The Wedding Hilft List. What they need, where to give it.

5. Share these articles

Many people want to help but have no idea how. Use social media to share articles like this, the previously mentioned 10 Ways You Can Help Refugees in Berlin, The Local’s 5 Ways You Can Help Refugees in Germany and The Independent’s Five Practical Ways You Can Help Refugees Trying to Find Safety in Europe.

If anyone out there has more practical information on how to help or if you are a refugee / organisation that needs help, feel free to leave a comment, or contact me.

art, Berlin, Germany, history, Life in Berlin, News, politics

The Bode Museum marks the 70th Anniversary of End of World War Two

This year marks the 70th anniversary of the end of World War Two. To celebrate, Russia staged its biggest military parade, involving thousands of troops marching across the Red Square in Moscow, displays of ballistic missiles and over 100 war planes.

Here’s a clip of what it looked like:

While such scenes of nationalistic machismo, mirroring those that led up to the second world war in the first place, are clichéd and shallow, here, in a quiet corner of Berlin’s Bode Museum, a much smaller display makes for a deeper impact.

The Lost Museum Exhibition is about the hundreds of art works from the Berlin collections that went missing, were stolen or destroyed, due to the second world war. It consists of partly destroyed works, reconstructed pieces, photographic reproductions and information about the lost works.

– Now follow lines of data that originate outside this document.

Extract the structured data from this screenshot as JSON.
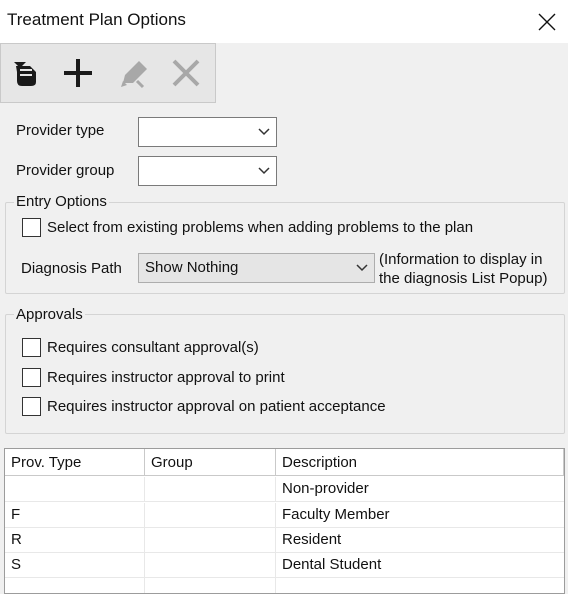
{
  "window": {
    "title": "Treatment Plan Options"
  },
  "toolbar": {
    "buttons": [
      {
        "name": "copy",
        "icon": "copy-layers-icon"
      },
      {
        "name": "add",
        "icon": "plus-icon"
      },
      {
        "name": "edit",
        "icon": "pencil-icon"
      },
      {
        "name": "delete",
        "icon": "x-icon"
      }
    ]
  },
  "form": {
    "provider_type_label": "Provider type",
    "provider_type_value": "",
    "provider_group_label": "Provider group",
    "provider_group_value": ""
  },
  "entry_options": {
    "title": "Entry Options",
    "select_existing_label": "Select from existing problems when adding problems to the plan",
    "select_existing_checked": false,
    "diagnosis_path_label": "Diagnosis Path",
    "diagnosis_path_value": "Show Nothing",
    "diagnosis_note_line1": "(Information to display in",
    "diagnosis_note_line2": "the diagnosis List Popup)"
  },
  "approvals": {
    "title": "Approvals",
    "items": [
      {
        "label": "Requires consultant approval(s)",
        "checked": false
      },
      {
        "label": "Requires instructor approval to print",
        "checked": false
      },
      {
        "label": "Requires instructor approval on patient acceptance",
        "checked": false
      }
    ]
  },
  "table": {
    "columns": [
      "Prov. Type",
      "Group",
      "Description"
    ],
    "rows": [
      [
        "",
        "",
        "Non-provider"
      ],
      [
        "F",
        "",
        "Faculty Member"
      ],
      [
        "R",
        "",
        "Resident"
      ],
      [
        "S",
        "",
        "Dental Student"
      ]
    ]
  },
  "colors": {
    "toolbar_icon": "#1a1a1a",
    "toolbar_icon_disabled": "#a8a8a8",
    "window_bg": "#f0f0f0"
  }
}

The partly charred or smashed statues are devastating to see, but worse are the black and white photographic reproductions of paintings, like this Rubens:

photographic reproduction of lost Rubens at Bode Museum, BerlinA masterwork like this, drained of the colour and brushstrokes that bring Rubens’ paintings to life with fleshy sensuality, makes one feel the absence of the original even more.

IMG_20150510_140410Other stand out pieces, like this plaster cast of Donatello’s John the Baptist – the original has disappeared – demonstrate the value of such a restitution project as it reintroduces the piece to the narrative of art history.

The exhibition also raises interesting questions about itself. For example, should the few remaining fragments of works that survived the Friedrichshain Bunker fire be reconstructed, taking the artists’ original visions and intentions into mind? Or should, according to the standards of historic preservation, any change in the state of a work of art be respected? In short, is it more important to show the original idea of a work of art, or its history?

The exhibition is insightful and questioning and, on a positive note, is possible due to the ongoing and ever-strengthening collaboration between German and Russian museum professionals.

What remains though is the feeling of loss for all those hundreds of works that have vanished. It is a loss to civilisation. A fissure in art history. The visions and spirits of the people that lived in those works, forever lost.

The Lost Museum: The Berlin Sculpture and Paintings Collections 70 Years After World War II is on at the Bode-Museum until 27th September 2015.